August 15, 2012
Second Circuit Allows Appeal of Class Certification in Google Book Scanning Case
The Second Circuit has added another element of complexity to the Google book scanning case. Google had objected to the class certification of the plaintiffs in the case, arguing that the Author’s Guild was not representative of the class. Judge Chin granted certification earlier in the year despite that argument. The Appeals Court granted Google’s motion for leave to appeal that decision yesterday. Bloomberg BNA has a write-up on the action with a link to the order.
The more interesting point of the analysis raised by BNA and the San Jose Mercury News is whether Google has a good case against certifcation. Both sources state that while the class of authors may have commonality between them, it’s possible their grievances with Google may not be so common enough as to sustain a class action. Law changed when the Supreme Court issued its opinion in Wal-Mart Stores, Inc. v Dukes.
The Supreme Court overturned class action status to women who alleged discrimination in Wal-Mart’s employment and promotion decisions, ruling that the degree of discrimination was too variable to apply a remedy across the board to each class member. The only alternative was anyone who was aggrieved had to sue individually, and if successful, receive a remedy that was unique to that situation. The Court was not sympathetic to the argument that the ruling would lead to an explosion of litigation, or the alternative that viable plaintiffs may not sue at all. I have an image of Justice Scalia singing Que Sera, Sera as the response to that one.

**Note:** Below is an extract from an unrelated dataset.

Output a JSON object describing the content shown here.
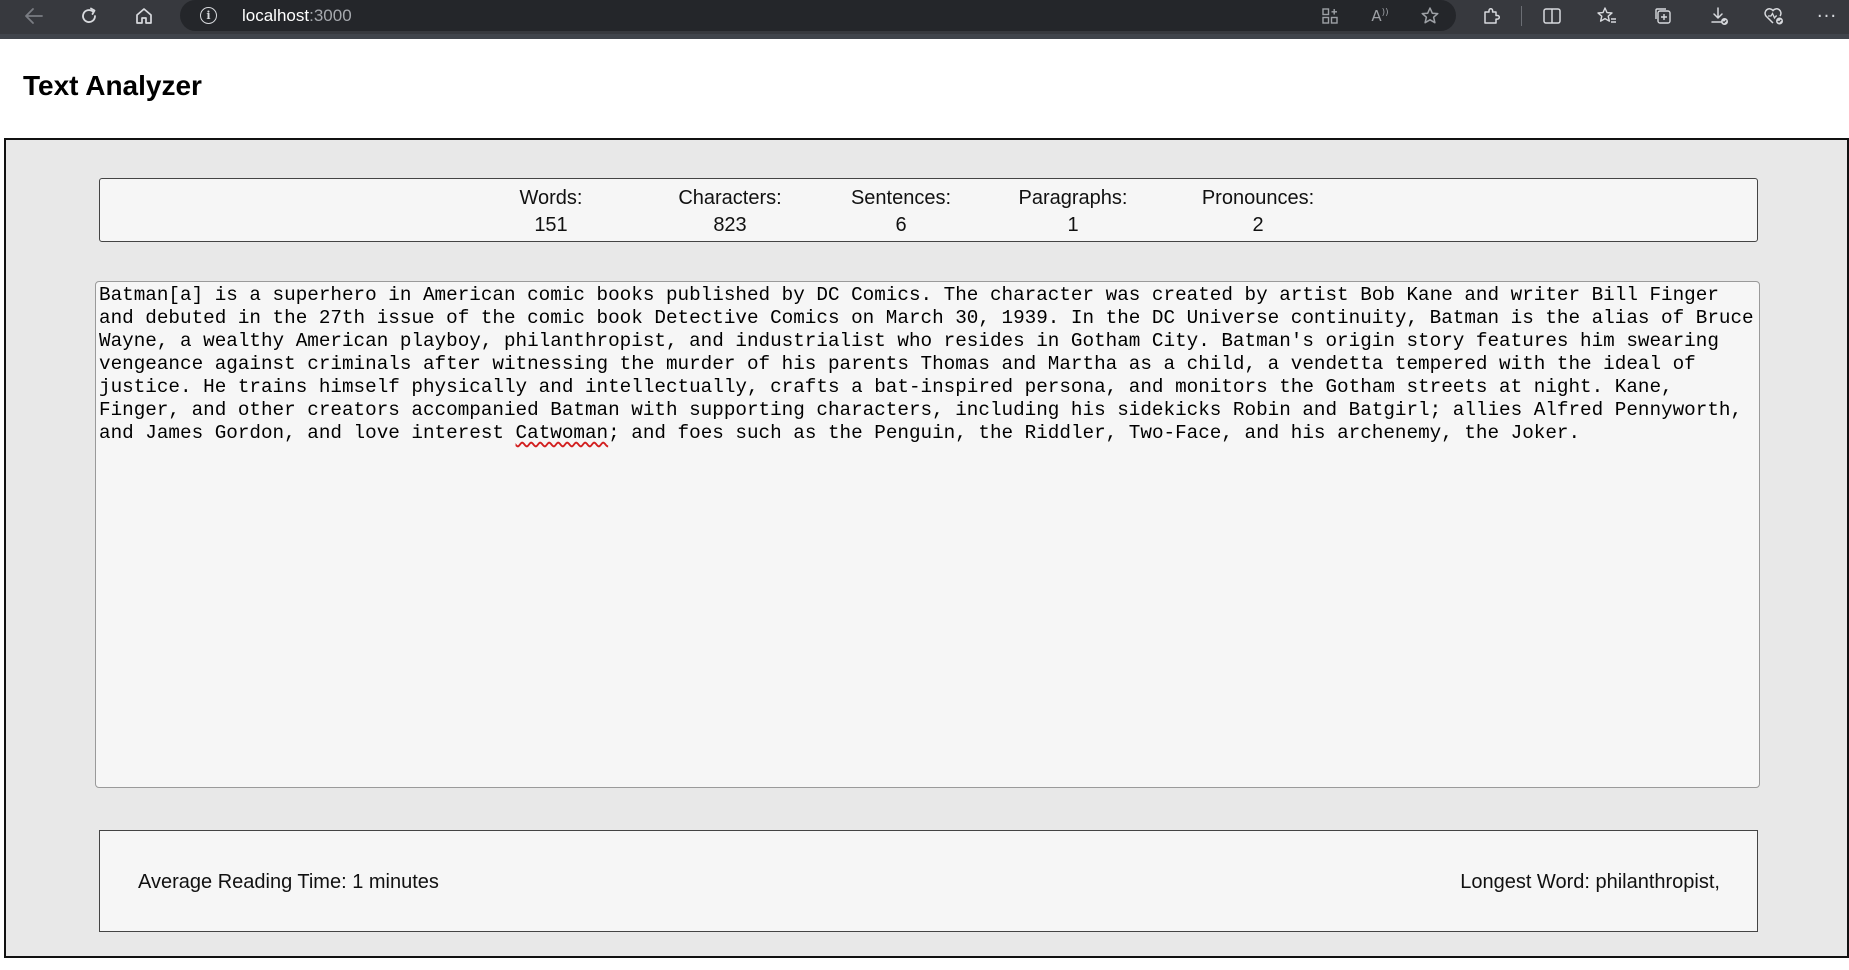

It’s possible for Google to raise similar issues with the class members represented by the Guild. Are all authors affected in the same way by the scanning project to the point where a common remedy (in this case $750 per book) is applicable to the class? The Guild is using this case to get a ruling that supports its view that any copying for almost any purpose is a violation of the copyright law and to limit any fair use arguments to the contrary. Are all authors in the class similarly impacted by Google? In certifying the class, Judge Chin said that the fair use analysis issue does not require individual representation in order to be resolved. True, but what about the remedy? The briefs on appeal should be very interesting in addressing this issue. One additional point is that the Second Circuit did not stay the lower court proceeding pending the appeal. [MG]